Saturday, April 12, 2008

Be a Superhero - Beat Pride, Your Financial Arch Nemesis

If you think about it most people could do with so much less than they do. Why do you think that is? Do you think that people WANT to part with their money? Do they want to give it away to the cable company, or the store, or to the guys who manicures their lawn? We all realize that it is possible to live a just a few things as they did 100 years ago. Why do we feel as though we are entitled to have the latest a greatest things?
Do you always try to show your best feathers?

Pride. We like to have nice things. We like getting compliments on our new haircut or our new car. We like to have the nicest lawn on the block or have a new pair of earrings. But who is all that stuff actually for? Is it for you or so your neighbors will think that you are well off? Is it for your wife's parents so they will think that their daughter did not do too bad marrying you? Is it so your best girlfriends will think you are the cutest mom of the group? How about when you go to church? Are you dressing up in your "Sunday best" to glorify God or to look like the most put together family?
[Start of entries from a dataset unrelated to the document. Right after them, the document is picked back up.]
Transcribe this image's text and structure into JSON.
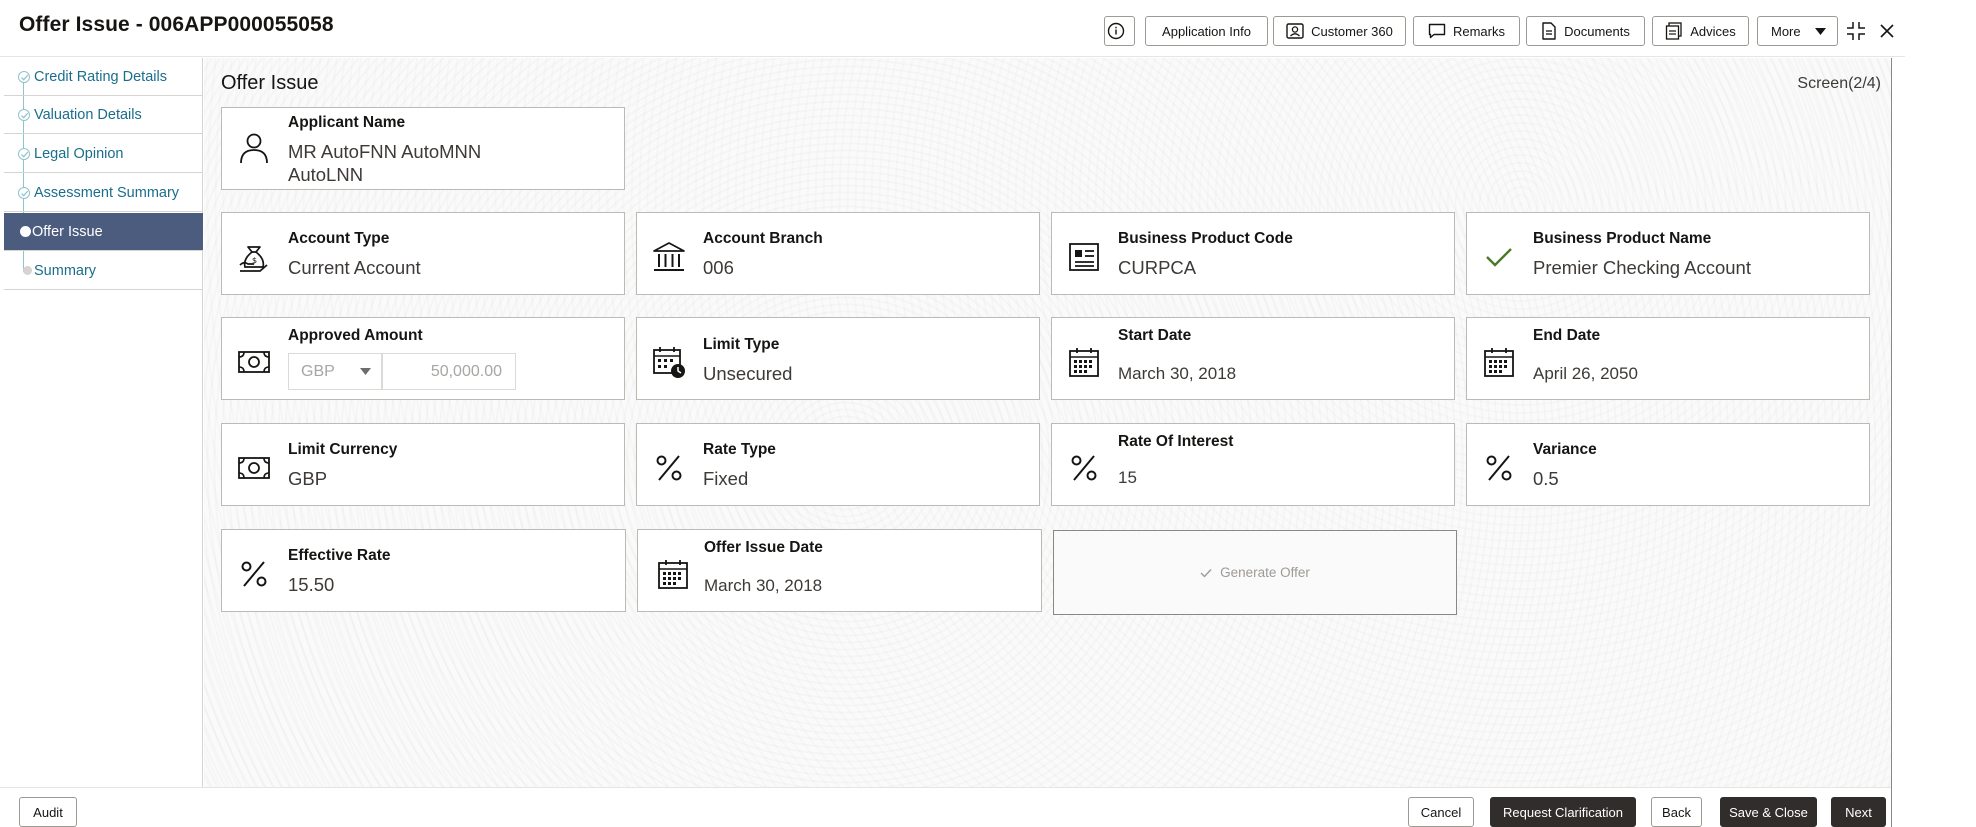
{
  "header": {
    "title": "Offer Issue - 006APP000055058",
    "buttons": {
      "application_info": "Application Info",
      "customer_360": "Customer 360",
      "remarks": "Remarks",
      "documents": "Documents",
      "advices": "Advices",
      "more": "More"
    }
  },
  "sidebar": {
    "items": [
      {
        "label": "Credit Rating Details",
        "state": "done"
      },
      {
        "label": "Valuation Details",
        "state": "done"
      },
      {
        "label": "Legal Opinion",
        "state": "done"
      },
      {
        "label": "Assessment Summary",
        "state": "done"
      },
      {
        "label": "Offer Issue",
        "state": "active"
      },
      {
        "label": "Summary",
        "state": "pending"
      }
    ]
  },
  "main": {
    "title": "Offer Issue",
    "screen_indicator": "Screen(2/4)",
    "applicant": {
      "label": "Applicant Name",
      "value_line1": "MR AutoFNN AutoMNN",
      "value_line2": "AutoLNN"
    },
    "account_type": {
      "label": "Account Type",
      "value": "Current Account"
    },
    "account_branch": {
      "label": "Account Branch",
      "value": "006"
    },
    "business_product_code": {
      "label": "Business Product Code",
      "value": "CURPCA"
    },
    "business_product_name": {
      "label": "Business Product Name",
      "value": "Premier Checking Account"
    },
    "approved_amount": {
      "label": "Approved Amount",
      "currency": "GBP",
      "amount": "50,000.00"
    },
    "limit_type": {
      "label": "Limit Type",
      "value": "Unsecured"
    },
    "start_date": {
      "label": "Start Date",
      "value": "March 30, 2018"
    },
    "end_date": {
      "label": "End Date",
      "value": "April 26, 2050"
    },
    "limit_currency": {
      "label": "Limit Currency",
      "value": "GBP"
    },
    "rate_type": {
      "label": "Rate Type",
      "value": "Fixed"
    },
    "rate_of_interest": {
      "label": "Rate Of Interest",
      "value": "15"
    },
    "variance": {
      "label": "Variance",
      "value": "0.5"
    },
    "effective_rate": {
      "label": "Effective Rate",
      "value": "15.50"
    },
    "offer_issue_date": {
      "label": "Offer Issue Date",
      "value": "March 30, 2018"
    },
    "generate_offer": "Generate Offer"
  },
  "footer": {
    "audit": "Audit",
    "cancel": "Cancel",
    "request_clarification": "Request Clarification",
    "back": "Back",
    "save_close": "Save & Close",
    "next": "Next"
  },
  "colors": {
    "accent_teal": "#1a6e8c",
    "active_step": "#4b5c7e",
    "primary_button": "#312d2a",
    "success_check": "#4a7a28"
  }
}
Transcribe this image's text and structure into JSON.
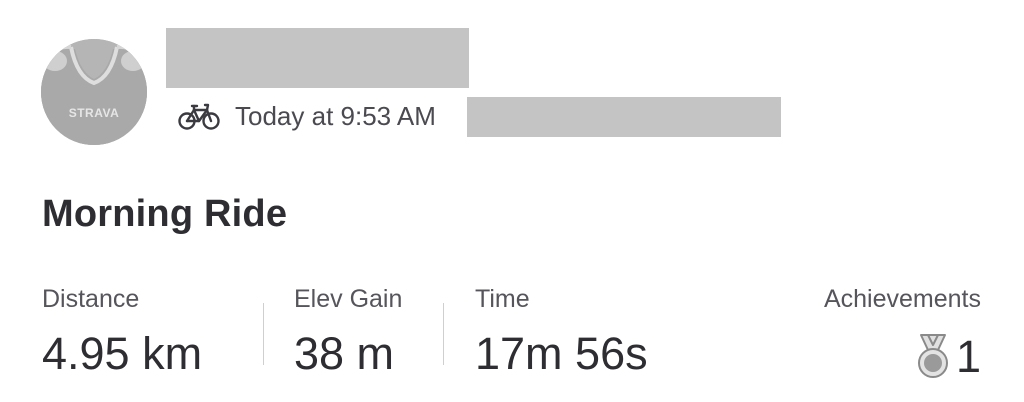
{
  "header": {
    "avatar_brand": "STRAVA",
    "timestamp": "Today at 9:53 AM",
    "activity_icon": "bike-icon"
  },
  "activity": {
    "title": "Morning Ride"
  },
  "stats": [
    {
      "label": "Distance",
      "value": "4.95 km"
    },
    {
      "label": "Elev Gain",
      "value": "38 m"
    },
    {
      "label": "Time",
      "value": "17m 56s"
    }
  ],
  "achievements": {
    "label": "Achievements",
    "value": "1",
    "icon": "medal-icon"
  }
}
Contemplate why you spend money on things. By spending money on things we really do not need it sets us up for financial failure. Before you consider buying that new outfit think about who you are actually buying it for. It is not bad to have a few nice things. But when it becomes a need for you to maintain a certain persona or public image then it encroaches on your financial well being. Do you really need to spend that money or could it serve you better in your savings account?

Be a superhero - beat pride, your financial arch nemesis.

1 comment:

Jerry said...

There is a sermon in this particular post, just trying to get out! I firmly believe that pride is one of the big undermining forces of our modern society, and the fact is that it also leads to financial dysfunction more often than not. An honest analysis of motives and an effort to make progress in the right directions can offer some insurance of humility... over time and with continued effort. Great post!